Sagan made no mention of Pythagoras who was the first to apply the word cosmos to the universe. Plato and Aristotle acknowledged Pythagoras and added definitions to the cosmos:

  • the planets moved in perfect circles;

  • beginning with the sphere of the moon and outwards the universe was made of eternal matter;

  • the Earth stood at the center of the cosmos;

  • the stars are equally distant from Earth;

  • the motion of bodies on Earth was explained in terms of the four elements, earth, water, air, and fire.

With these definitions disproved, Pythagoras’ universe-cosmos was also disproved. The meaning of cosmos was demoted from the theological level to its prior meaning, simple order.

If this was what Sagan meant by cosmos how could his TV series be named COSMOS? Did Sagan have a conception of the cosmos that prevailed for two thousand years until the revolutionaries? If he did why did he never describe it? Is science aware that cosmos was a theological optical illusion that science has destroyed? This was a great accomplishment. Cosmos is over as an astronomical conception. Nothing in astronomy is clarified or enhanced by continuing to use the word cosmos.  Cosmos is no longer a synonym for universe. If cosmos is a simple word for order as Sagan has stated it does not apply to the universe. If Sagan like the theologian Pythagoras saw God’s creative intention in the universe then cosmos is not a simple word for order. It is a theological affirmation that steps beyond the boundary of science.

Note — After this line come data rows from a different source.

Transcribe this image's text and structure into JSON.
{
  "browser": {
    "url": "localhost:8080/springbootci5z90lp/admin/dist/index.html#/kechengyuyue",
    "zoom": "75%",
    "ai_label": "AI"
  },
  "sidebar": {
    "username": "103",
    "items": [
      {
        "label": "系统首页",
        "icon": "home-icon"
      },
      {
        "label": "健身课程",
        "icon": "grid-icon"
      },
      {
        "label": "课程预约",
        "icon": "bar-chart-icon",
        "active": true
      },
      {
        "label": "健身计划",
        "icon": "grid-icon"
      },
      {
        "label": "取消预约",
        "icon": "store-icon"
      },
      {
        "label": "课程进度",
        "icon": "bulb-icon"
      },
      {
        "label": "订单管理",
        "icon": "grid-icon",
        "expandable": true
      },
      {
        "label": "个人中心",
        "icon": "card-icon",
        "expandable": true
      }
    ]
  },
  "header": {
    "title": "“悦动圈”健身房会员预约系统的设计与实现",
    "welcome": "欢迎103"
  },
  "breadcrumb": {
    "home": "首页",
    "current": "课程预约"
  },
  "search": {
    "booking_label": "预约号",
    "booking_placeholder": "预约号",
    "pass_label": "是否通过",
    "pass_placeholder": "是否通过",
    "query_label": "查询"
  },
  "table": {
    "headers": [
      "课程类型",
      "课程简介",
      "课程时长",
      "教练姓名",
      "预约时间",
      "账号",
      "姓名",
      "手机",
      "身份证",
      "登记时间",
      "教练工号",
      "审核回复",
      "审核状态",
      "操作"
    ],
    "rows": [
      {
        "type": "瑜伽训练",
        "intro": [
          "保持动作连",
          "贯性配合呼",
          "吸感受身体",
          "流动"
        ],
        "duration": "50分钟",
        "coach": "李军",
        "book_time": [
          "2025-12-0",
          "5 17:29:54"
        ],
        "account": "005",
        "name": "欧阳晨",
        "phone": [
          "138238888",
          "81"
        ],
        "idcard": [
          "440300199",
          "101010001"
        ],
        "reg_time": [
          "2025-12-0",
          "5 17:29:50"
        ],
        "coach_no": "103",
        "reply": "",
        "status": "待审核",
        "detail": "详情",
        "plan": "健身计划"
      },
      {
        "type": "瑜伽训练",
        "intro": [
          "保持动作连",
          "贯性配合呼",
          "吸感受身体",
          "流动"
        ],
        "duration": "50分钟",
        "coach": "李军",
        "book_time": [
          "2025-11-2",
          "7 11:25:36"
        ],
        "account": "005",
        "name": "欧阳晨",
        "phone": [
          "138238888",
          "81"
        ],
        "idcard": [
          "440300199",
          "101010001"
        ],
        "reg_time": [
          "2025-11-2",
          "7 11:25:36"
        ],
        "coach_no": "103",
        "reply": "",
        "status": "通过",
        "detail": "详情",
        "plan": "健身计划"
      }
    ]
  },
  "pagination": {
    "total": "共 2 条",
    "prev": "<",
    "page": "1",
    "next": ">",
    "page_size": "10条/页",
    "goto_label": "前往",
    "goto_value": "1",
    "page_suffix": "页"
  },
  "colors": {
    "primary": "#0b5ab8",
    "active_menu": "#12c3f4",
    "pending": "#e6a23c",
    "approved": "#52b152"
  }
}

Cosmos was associated with a model of an eternal universe such as the Hebrew cosmos and the Greek cosmos. Our universe is not a cosmos. Our universe has a history. Our universe is in the process of creation. Aristotle recommended contemplation of the universe-cosmos as the highest possible activity for the human intellect. Today contemplation of the universe is not the highest possible activity of the human intellect. Today speculation regarding the divine creative intent is the highest possible activity of the human intellect.

David Shaw

What is your view?